It started with a small group of protestors in the heart of Delhi, who had read initial news reports. The Hindu, for example, began its December 17 story this way:
Brutally gang-raped by four persons in a moving bus in south Delhi on Sunday night, a 23-year-old woman is now battling for life at the Safdarjung Hospital here. The girl’s male friend was also assaulted, stripped and then thrown off the bus along with her near the Mahipalpur flyover in south-west Delhi.
TV news programs took the cue from the protestors and cranked up the volume. The victim had been sexually assaulted with an iron rod, and the female anchor on NDTV the following day led into a special focus on rape with this: “Words really are inadequate to describe the depravity, the brutality” of the crime. Angry protestors in central Delhi were soon tear-gassed by police, and that, too, was covered.
Soon the numbers swelled to thousands, egged on by outrage and television cameras in the biting winter of Delhi. TV news anchors skewered politicians on prime time. The young and the restless of India’s cities railed on the Internet, and used Twitter and Facebook to organize more protests. Formidable journalists and writers, many of them women, lashed out at India’s “culture of misogyny” in the pages of newspapers and magazines. In an essay for Outlook magazine, headlined “Breaking the Indian Penile Code,” Meena Kandasamy framed the problem this way: “The endless discourses of the elite point fingers everywhere: except at the real cause, which is the cultural sanction of rape in India.”
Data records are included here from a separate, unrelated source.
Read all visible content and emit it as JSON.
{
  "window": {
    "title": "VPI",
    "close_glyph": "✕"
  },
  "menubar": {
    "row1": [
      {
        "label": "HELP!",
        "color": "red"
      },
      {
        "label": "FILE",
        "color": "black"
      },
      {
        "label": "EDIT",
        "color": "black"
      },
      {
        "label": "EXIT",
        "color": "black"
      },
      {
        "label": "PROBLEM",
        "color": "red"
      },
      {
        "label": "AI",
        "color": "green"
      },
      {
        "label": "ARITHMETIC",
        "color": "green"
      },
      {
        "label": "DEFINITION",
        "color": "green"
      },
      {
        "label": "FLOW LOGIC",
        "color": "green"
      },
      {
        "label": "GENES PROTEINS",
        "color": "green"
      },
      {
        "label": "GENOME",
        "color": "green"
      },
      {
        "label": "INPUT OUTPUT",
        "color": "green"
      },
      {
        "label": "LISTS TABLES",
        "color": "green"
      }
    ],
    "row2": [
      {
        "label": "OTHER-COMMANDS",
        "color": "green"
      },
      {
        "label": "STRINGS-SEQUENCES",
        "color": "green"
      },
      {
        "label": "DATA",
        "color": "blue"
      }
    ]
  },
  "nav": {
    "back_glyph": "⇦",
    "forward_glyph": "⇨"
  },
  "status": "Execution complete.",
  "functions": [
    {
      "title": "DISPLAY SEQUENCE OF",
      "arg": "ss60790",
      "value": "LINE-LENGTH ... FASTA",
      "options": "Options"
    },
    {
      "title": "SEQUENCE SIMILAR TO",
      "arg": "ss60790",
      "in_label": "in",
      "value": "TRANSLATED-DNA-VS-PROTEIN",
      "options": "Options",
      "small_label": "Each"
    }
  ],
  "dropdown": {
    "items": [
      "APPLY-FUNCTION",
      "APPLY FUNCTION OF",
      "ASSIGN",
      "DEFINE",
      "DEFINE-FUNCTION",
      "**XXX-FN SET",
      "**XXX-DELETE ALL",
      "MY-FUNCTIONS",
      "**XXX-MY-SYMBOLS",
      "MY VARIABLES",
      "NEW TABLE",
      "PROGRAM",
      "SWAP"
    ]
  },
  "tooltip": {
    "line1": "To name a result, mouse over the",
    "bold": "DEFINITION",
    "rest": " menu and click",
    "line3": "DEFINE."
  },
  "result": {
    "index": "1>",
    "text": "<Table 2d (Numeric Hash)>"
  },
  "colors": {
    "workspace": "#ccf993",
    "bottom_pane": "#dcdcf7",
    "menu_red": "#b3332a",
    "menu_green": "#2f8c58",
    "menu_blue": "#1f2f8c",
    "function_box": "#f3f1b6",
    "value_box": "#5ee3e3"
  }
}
Largely due to such pressure, things moved quickly: The perpetrators were quickly arrested by a normally inept police force and the judicial proceedings moved to a fast-track court—this in a country where the conviction rate in rape cases is abysmally low. A high-powered commission suggested radical reforms for gender justice. The government approved the death penalty for rapists. And late last month, a headline from India’s annual budget was the establishment of a $200 million fund for programs for the safety of women—a tribute to the Delhi rape victim and called Nirbhaya, or “Fearless.” On March 11, the young man alleged to have been the leader of the pack that raped her was found hanging in his prison cell, from a noose made of bedclothes. The police said it was suicide, though his lawyer and relatives disagree.
It was part journalism, part activism, and it had the nation riveted. The foreign
media got into the act too, making the rape on a Delhi bus the one Indian story the world will remember from 2012.
In India, the media talks about sexual matters in hushed tones, reflecting a people caught between binding taboos and a fast economic adventure that is knocking impatiently at the door of orthodoxy. A young, tech-savvy generation (India’s median age is 25) is pushing to control the discourse—against an entrenched older group, essentially their parents’ generation.
Driven by a growing service sector, India’s urban growth has opened up economic opportunities for women, long treated as second-class citizens in an agricultural society. The struggle between villages and cities, between the old and the new India, and between old and new conventions in the Indian media—all were on full display in the coverage of the Delhi rape.
Quaint euphemisms abound in print, like “outraging the modesty of a woman,” for sexual assault, or “eve-teasing,” for sexual harassment. Indian society and media often focus on the “shame” of the rape victim, rather than on the crime. As Heather Timmons, editor of the India Ink blog in the global edition of The New York Times, pointed out, regular drawn illustrations for rape stories “almost inevitably” depict a “shamed woman. Sometimes, this woman also happens to be somewhat scantily clad.”
Indian law prevents the press from naming a rape victim, to “protect her reputation.”